# Prompt
Could you return the data that follows exactly, minus the images?

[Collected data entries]
*** Begin section ***

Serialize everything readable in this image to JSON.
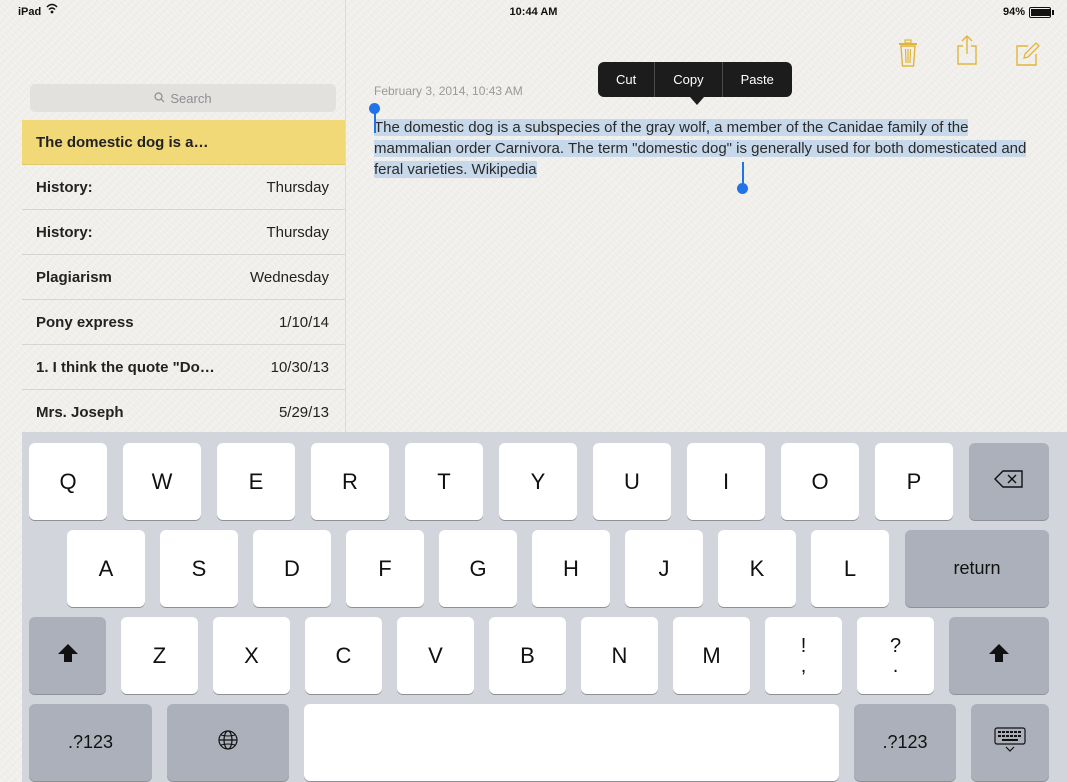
{
  "status_bar": {
    "carrier": "iPad",
    "time": "10:44 AM",
    "battery_percent": "94%",
    "battery_level": 0.94
  },
  "sidebar": {
    "search_placeholder": "Search",
    "notes": [
      {
        "title": "The domestic dog is a…",
        "date": "",
        "selected": true
      },
      {
        "title": "History:",
        "date": "Thursday"
      },
      {
        "title": "History:",
        "date": "Thursday"
      },
      {
        "title": "Plagiarism",
        "date": "Wednesday"
      },
      {
        "title": "Pony express",
        "date": "1/10/14"
      },
      {
        "title": "1. I think the quote \"Do…",
        "date": "10/30/13"
      },
      {
        "title": "Mrs. Joseph",
        "date": "5/29/13"
      }
    ]
  },
  "toolbar": {
    "icons": [
      "trash-icon",
      "share-icon",
      "compose-icon"
    ],
    "accent_color": "#e2b53a"
  },
  "note": {
    "date": "February 3, 2014, 10:43 AM",
    "body": "The domestic dog is a subspecies of the gray wolf, a member of the Canidae family of the mammalian order Carnivora. The term \"domestic dog\" is generally used for both domesticated and feral varieties. Wikipedia"
  },
  "edit_menu": {
    "items": [
      "Cut",
      "Copy",
      "Paste"
    ]
  },
  "keyboard": {
    "row1": [
      "Q",
      "W",
      "E",
      "R",
      "T",
      "Y",
      "U",
      "I",
      "O",
      "P"
    ],
    "row2": [
      "A",
      "S",
      "D",
      "F",
      "G",
      "H",
      "J",
      "K",
      "L"
    ],
    "row3": [
      "Z",
      "X",
      "C",
      "V",
      "B",
      "N",
      "M"
    ],
    "punct1": {
      "top": "!",
      "bottom": ","
    },
    "punct2": {
      "top": "?",
      "bottom": "."
    },
    "return_label": "return",
    "numbers_label": ".?123",
    "icons": [
      "backspace-icon",
      "shift-icon",
      "globe-icon",
      "keyboard-dismiss-icon"
    ]
  }
}
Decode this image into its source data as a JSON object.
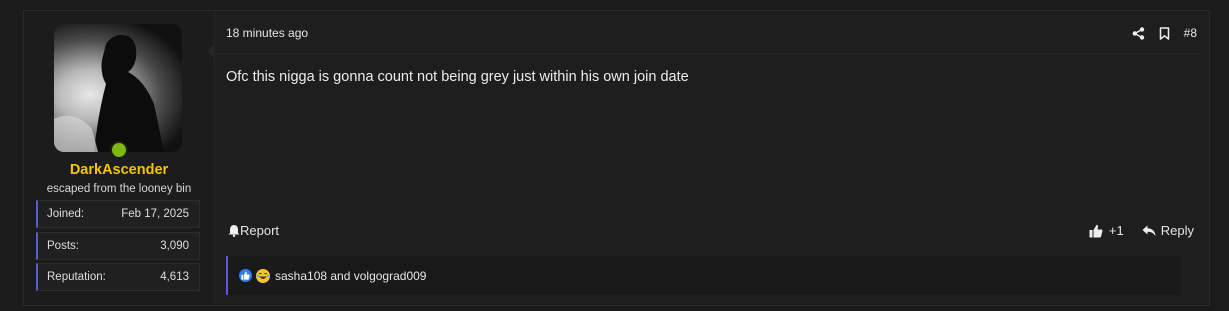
{
  "user": {
    "username": "DarkAscender",
    "title": "escaped from the looney bin",
    "stats": [
      {
        "label": "Joined:",
        "value": "Feb 17, 2025"
      },
      {
        "label": "Posts:",
        "value": "3,090"
      },
      {
        "label": "Reputation:",
        "value": "4,613"
      }
    ],
    "online_color": "#7fb80e",
    "username_color": "#f5c400"
  },
  "post": {
    "timestamp": "18 minutes ago",
    "number": "#8",
    "content": "Ofc this nigga is gonna count not being grey just within his own join date",
    "report_label": "Report",
    "like_count": "+1",
    "reply_label": "Reply",
    "reactions_text": "sasha108 and volgograd009"
  },
  "icons": [
    "share-icon",
    "bookmark-icon",
    "bell-icon",
    "thumbs-up-icon",
    "reply-icon",
    "like-reaction-icon",
    "laugh-reaction-icon"
  ],
  "colors": {
    "accent": "#5b5bd6",
    "background": "#1b1b1b"
  }
}
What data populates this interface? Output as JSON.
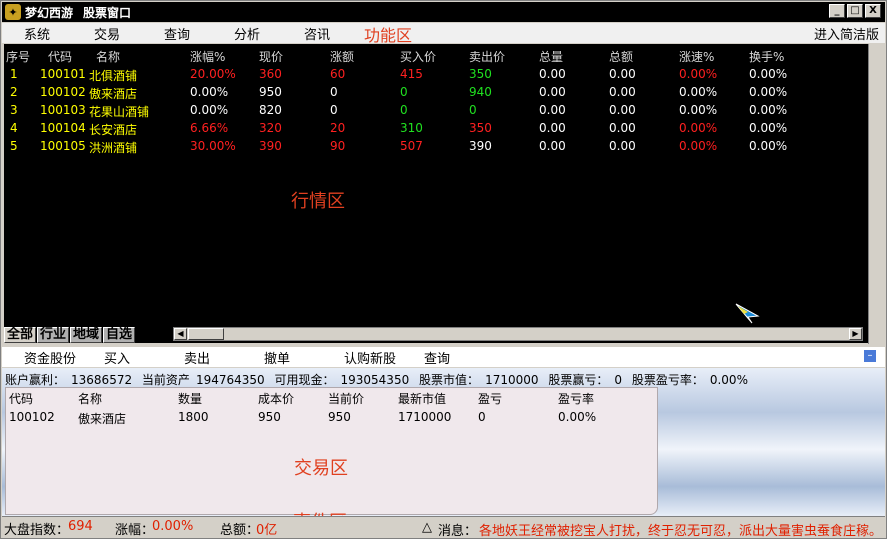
{
  "window": {
    "title": "梦幻西游",
    "subtitle": "股票窗口",
    "min": "_",
    "max": "□",
    "close": "X"
  },
  "menubar": {
    "items": [
      "系统",
      "交易",
      "查询",
      "分析",
      "咨讯"
    ],
    "zone_label": "功能区",
    "simple_mode": "进入简洁版"
  },
  "quote": {
    "headers": [
      "序号",
      "代码",
      "名称",
      "涨幅%",
      "现价",
      "涨额",
      "买入价",
      "卖出价",
      "总量",
      "总额",
      "涨速%",
      "换手%"
    ],
    "rows": [
      [
        "1",
        "100101",
        "北俱酒铺",
        "20.00%",
        "360",
        "60",
        "415",
        "350",
        "0.00",
        "0.00",
        "0.00%",
        "0.00%"
      ],
      [
        "2",
        "100102",
        "傲来酒店",
        "0.00%",
        "950",
        "0",
        "0",
        "940",
        "0.00",
        "0.00",
        "0.00%",
        "0.00%"
      ],
      [
        "3",
        "100103",
        "花果山酒铺",
        "0.00%",
        "820",
        "0",
        "0",
        "0",
        "0.00",
        "0.00",
        "0.00%",
        "0.00%"
      ],
      [
        "4",
        "100104",
        "长安酒店",
        "6.66%",
        "320",
        "20",
        "310",
        "350",
        "0.00",
        "0.00",
        "0.00%",
        "0.00%"
      ],
      [
        "5",
        "100105",
        "洪洲酒铺",
        "30.00%",
        "390",
        "90",
        "507",
        "390",
        "0.00",
        "0.00",
        "0.00%",
        "0.00%"
      ]
    ],
    "zone_label": "行情区"
  },
  "tabs": [
    "全部",
    "行业",
    "地域",
    "自选"
  ],
  "trademenu": {
    "items": [
      "资金股份",
      "买入",
      "卖出",
      "撤单",
      "认购新股",
      "查询"
    ]
  },
  "account": {
    "profit_label": "账户赢利：",
    "profit": "13686572",
    "assets_label": "当前资产",
    "assets": "194764350",
    "cash_label": "可用现金：",
    "cash": "193054350",
    "market_label": "股票市值：",
    "market": "1710000",
    "gain_label": "股票赢亏：",
    "gain": "0",
    "rate_label": "股票盈亏率：",
    "rate": "0.00%"
  },
  "holdings": {
    "headers": [
      "代码",
      "名称",
      "数量",
      "成本价",
      "当前价",
      "最新市值",
      "盈亏",
      "盈亏率"
    ],
    "rows": [
      [
        "100102",
        "傲来酒店",
        "1800",
        "950",
        "950",
        "1710000",
        "0",
        "0.00%"
      ]
    ],
    "zone_label": "交易区"
  },
  "events": {
    "zone_label": "事件区"
  },
  "status": {
    "index_label": "大盘指数：",
    "index": "694",
    "change_label": "涨幅：",
    "change": "0.00%",
    "total_label": "总额：",
    "total": "0亿",
    "msg_label": "消息：",
    "msg": "各地妖王经常被挖宝人打扰，终于忍无可忍，派出大量害虫蚕食庄稼。各地农"
  },
  "colors": {
    "up": "#ff2020",
    "down": "#20e020",
    "flat": "#ffffff",
    "quote_text": "#ffff00",
    "zone": "#e04020"
  }
}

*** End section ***

# Answer for the task
Serialize everything readable in this image to JSON.
{
  "status_bar": {
    "carrier": "iPad",
    "time": "10:44 AM",
    "battery_percent": "94%",
    "battery_level": 0.94
  },
  "sidebar": {
    "search_placeholder": "Search",
    "notes": [
      {
        "title": "The domestic dog is a…",
        "date": "",
        "selected": true
      },
      {
        "title": "History:",
        "date": "Thursday"
      },
      {
        "title": "History:",
        "date": "Thursday"
      },
      {
        "title": "Plagiarism",
        "date": "Wednesday"
      },
      {
        "title": "Pony express",
        "date": "1/10/14"
      },
      {
        "title": "1. I think the quote \"Do…",
        "date": "10/30/13"
      },
      {
        "title": "Mrs. Joseph",
        "date": "5/29/13"
      }
    ]
  },
  "toolbar": {
    "icons": [
      "trash-icon",
      "share-icon",
      "compose-icon"
    ],
    "accent_color": "#e2b53a"
  },
  "note": {
    "date": "February 3, 2014, 10:43 AM",
    "body": "The domestic dog is a subspecies of the gray wolf, a member of the Canidae family of the mammalian order Carnivora. The term \"domestic dog\" is generally used for both domesticated and feral varieties. Wikipedia"
  },
  "edit_menu": {
    "items": [
      "Cut",
      "Copy",
      "Paste"
    ]
  },
  "keyboard": {
    "row1": [
      "Q",
      "W",
      "E",
      "R",
      "T",
      "Y",
      "U",
      "I",
      "O",
      "P"
    ],
    "row2": [
      "A",
      "S",
      "D",
      "F",
      "G",
      "H",
      "J",
      "K",
      "L"
    ],
    "row3": [
      "Z",
      "X",
      "C",
      "V",
      "B",
      "N",
      "M"
    ],
    "punct1": {
      "top": "!",
      "bottom": ","
    },
    "punct2": {
      "top": "?",
      "bottom": "."
    },
    "return_label": "return",
    "numbers_label": ".?123",
    "icons": [
      "backspace-icon",
      "shift-icon",
      "globe-icon",
      "keyboard-dismiss-icon"
    ]
  }
}
Decode this image into its source data as a JSON object.
{
  "user": {
    "username": "DarkAscender",
    "title": "escaped from the looney bin",
    "stats": [
      {
        "label": "Joined:",
        "value": "Feb 17, 2025"
      },
      {
        "label": "Posts:",
        "value": "3,090"
      },
      {
        "label": "Reputation:",
        "value": "4,613"
      }
    ],
    "online_color": "#7fb80e",
    "username_color": "#f5c400"
  },
  "post": {
    "timestamp": "18 minutes ago",
    "number": "#8",
    "content": "Ofc this nigga is gonna count not being grey just within his own join date",
    "report_label": "Report",
    "like_count": "+1",
    "reply_label": "Reply",
    "reactions_text": "sasha108 and volgograd009"
  },
  "icons": [
    "share-icon",
    "bookmark-icon",
    "bell-icon",
    "thumbs-up-icon",
    "reply-icon",
    "like-reaction-icon",
    "laugh-reaction-icon"
  ],
  "colors": {
    "accent": "#5b5bd6",
    "background": "#1b1b1b"
  }
}
What data populates this interface? Output as JSON.
{
  "window": {
    "title": "梦幻西游",
    "subtitle": "股票窗口",
    "min": "_",
    "max": "□",
    "close": "X"
  },
  "menubar": {
    "items": [
      "系统",
      "交易",
      "查询",
      "分析",
      "咨讯"
    ],
    "zone_label": "功能区",
    "simple_mode": "进入简洁版"
  },
  "quote": {
    "headers": [
      "序号",
      "代码",
      "名称",
      "涨幅%",
      "现价",
      "涨额",
      "买入价",
      "卖出价",
      "总量",
      "总额",
      "涨速%",
      "换手%"
    ],
    "rows": [
      [
        "1",
        "100101",
        "北俱酒铺",
        "20.00%",
        "360",
        "60",
        "415",
        "350",
        "0.00",
        "0.00",
        "0.00%",
        "0.00%"
      ],
      [
        "2",
        "100102",
        "傲来酒店",
        "0.00%",
        "950",
        "0",
        "0",
        "940",
        "0.00",
        "0.00",
        "0.00%",
        "0.00%"
      ],
      [
        "3",
        "100103",
        "花果山酒铺",
        "0.00%",
        "820",
        "0",
        "0",
        "0",
        "0.00",
        "0.00",
        "0.00%",
        "0.00%"
      ],
      [
        "4",
        "100104",
        "长安酒店",
        "6.66%",
        "320",
        "20",
        "310",
        "350",
        "0.00",
        "0.00",
        "0.00%",
        "0.00%"
      ],
      [
        "5",
        "100105",
        "洪洲酒铺",
        "30.00%",
        "390",
        "90",
        "507",
        "390",
        "0.00",
        "0.00",
        "0.00%",
        "0.00%"
      ]
    ],
    "zone_label": "行情区"
  },
  "tabs": [
    "全部",
    "行业",
    "地域",
    "自选"
  ],
  "trademenu": {
    "items": [
      "资金股份",
      "买入",
      "卖出",
      "撤单",
      "认购新股",
      "查询"
    ]
  },
  "account": {
    "profit_label": "账户赢利：",
    "profit": "13686572",
    "assets_label": "当前资产",
    "assets": "194764350",
    "cash_label": "可用现金：",
    "cash": "193054350",
    "market_label": "股票市值：",
    "market": "1710000",
    "gain_label": "股票赢亏：",
    "gain": "0",
    "rate_label": "股票盈亏率：",
    "rate": "0.00%"
  },
  "holdings": {
    "headers": [
      "代码",
      "名称",
      "数量",
      "成本价",
      "当前价",
      "最新市值",
      "盈亏",
      "盈亏率"
    ],
    "rows": [
      [
        "100102",
        "傲来酒店",
        "1800",
        "950",
        "950",
        "1710000",
        "0",
        "0.00%"
      ]
    ],
    "zone_label": "交易区"
  },
  "events": {
    "zone_label": "事件区"
  },
  "status": {
    "index_label": "大盘指数：",
    "index": "694",
    "change_label": "涨幅：",
    "change": "0.00%",
    "total_label": "总额：",
    "total": "0亿",
    "msg_label": "消息：",
    "msg": "各地妖王经常被挖宝人打扰，终于忍无可忍，派出大量害虫蚕食庄稼。各地农"
  },
  "colors": {
    "up": "#ff2020",
    "down": "#20e020",
    "flat": "#ffffff",
    "quote_text": "#ffff00",
    "zone": "#e04020"
  }
}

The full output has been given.